Why You Should Consider Multiple Wills as a Business Owner
Some people find estate planning somewhat morbid as the thought of your own death can be depressing. But it is an essential legal task that will help sort out your assets before you pass. These assets, such as money, property, and other possessions, are what we legally call your estate. And your will can help your family and lawyers divide your estate to avoid confusion and conflict.
While most people would only have a primary will, some might decide to get a secondary will to help reduce the estate taxes. For business owners, it might be wise to get dual or multiple wills for your business.
What Is the Purpose of a Secondary Will
Before we go into the secondary will discussion, we must first discuss what a primary will is to differentiate the two.
A primary will basically dictates what happens to your estate upon your death. If you have children below 18, it will clarify who has legal guardianship over them. And it’ll also state when your kids will get their share of the estate.

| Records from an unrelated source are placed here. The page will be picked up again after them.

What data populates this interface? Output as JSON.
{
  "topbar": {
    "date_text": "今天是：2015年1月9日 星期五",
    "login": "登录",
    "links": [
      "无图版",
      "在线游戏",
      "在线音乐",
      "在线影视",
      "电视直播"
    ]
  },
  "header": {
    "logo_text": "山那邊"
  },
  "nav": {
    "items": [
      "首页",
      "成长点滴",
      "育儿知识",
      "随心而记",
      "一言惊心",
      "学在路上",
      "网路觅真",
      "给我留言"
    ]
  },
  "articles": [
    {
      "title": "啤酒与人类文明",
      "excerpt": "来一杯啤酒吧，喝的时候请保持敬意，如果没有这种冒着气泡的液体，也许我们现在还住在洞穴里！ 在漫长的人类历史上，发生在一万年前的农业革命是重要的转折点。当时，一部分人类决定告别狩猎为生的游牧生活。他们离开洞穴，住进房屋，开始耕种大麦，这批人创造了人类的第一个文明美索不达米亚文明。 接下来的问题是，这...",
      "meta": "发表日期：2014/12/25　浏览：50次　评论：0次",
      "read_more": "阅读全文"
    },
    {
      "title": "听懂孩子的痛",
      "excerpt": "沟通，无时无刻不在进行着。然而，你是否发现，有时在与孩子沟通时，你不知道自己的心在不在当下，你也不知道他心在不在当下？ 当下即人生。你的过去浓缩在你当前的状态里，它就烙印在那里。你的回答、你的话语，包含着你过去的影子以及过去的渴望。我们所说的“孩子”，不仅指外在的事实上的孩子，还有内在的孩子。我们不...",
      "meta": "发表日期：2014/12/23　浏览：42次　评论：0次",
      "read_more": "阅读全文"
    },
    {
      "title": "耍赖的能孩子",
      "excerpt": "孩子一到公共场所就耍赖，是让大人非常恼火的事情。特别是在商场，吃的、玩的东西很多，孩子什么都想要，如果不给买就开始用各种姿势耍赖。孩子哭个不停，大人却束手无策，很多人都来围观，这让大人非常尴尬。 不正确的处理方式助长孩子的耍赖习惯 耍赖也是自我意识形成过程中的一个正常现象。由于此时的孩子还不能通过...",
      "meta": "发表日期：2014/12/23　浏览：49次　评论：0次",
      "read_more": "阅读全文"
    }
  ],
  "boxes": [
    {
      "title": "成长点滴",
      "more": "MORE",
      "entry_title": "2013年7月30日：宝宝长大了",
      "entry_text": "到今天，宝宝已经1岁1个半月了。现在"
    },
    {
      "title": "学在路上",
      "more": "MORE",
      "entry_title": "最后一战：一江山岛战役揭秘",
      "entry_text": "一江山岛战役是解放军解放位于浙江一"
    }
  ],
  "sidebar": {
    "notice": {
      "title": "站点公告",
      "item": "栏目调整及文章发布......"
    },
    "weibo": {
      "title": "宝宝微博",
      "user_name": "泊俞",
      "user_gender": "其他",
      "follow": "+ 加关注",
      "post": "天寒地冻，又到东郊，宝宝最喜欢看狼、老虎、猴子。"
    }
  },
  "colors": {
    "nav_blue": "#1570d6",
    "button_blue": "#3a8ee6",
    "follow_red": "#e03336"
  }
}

In the primary will, you should also identify your estate trustee or executor. They will be responsible for managing your estate, distributing the assets to beneficiaries, and doing your last income taxes.
On the other hand, the secondary will is mainly used to reduce estate taxes. Secondary wills are often used by owners of an incorporated business and shareholders of a privately held incorporated family business. They typically govern what happens to your company shares and assets after you die.
Why Get Dual Wills
When it comes to will estate planning, it’s vital to understand probate. This is a process that legally acknowledges the primary will as the valid official will. If you have a will, it will need to be probated before the court can release any funds to your estate trustee. On the other hand, if you don’t have a will, the court will appoint an estate trustee during the probate.
Probate fees will need to be paid, and they can be approximately up to 1.5 percent of the estate value. Since the secondary will won’t be probated, you can transfer your corporate shares or personal effects to the secondary will to reduce the amount you’ll need to pay from the probate.
How Dual Wills Apply in Business
Getting a secondary will can reduce the amount of money your business will have to pay in probate fees. Through the secondary will, you’ll have the power to transfer the loans and assets without probate. You may even use the secondary will to cover sentimental items holding little monetary value. This will allow these sentimental items to be transferred without an appraisal, eliminating probate tax.
Dual or multiple wills can be an excellent way for business owners to divide and transfer their shares and corporate assets without adding to the probate fees. It can help reduce tax liability and also allow you to include sentimental items without the need for an appraisal. Estate planning might be a daunting task, but it’ll help put your things into order so they’ll end up in the right hands when you are no longer around.
If you need more assistance on how to write a will, Ontario Wills can give you quality legal advice. We offer a range of services from simple and inexpensive online wills to professionally structured comprehensive estate planning. Contact us today to get started!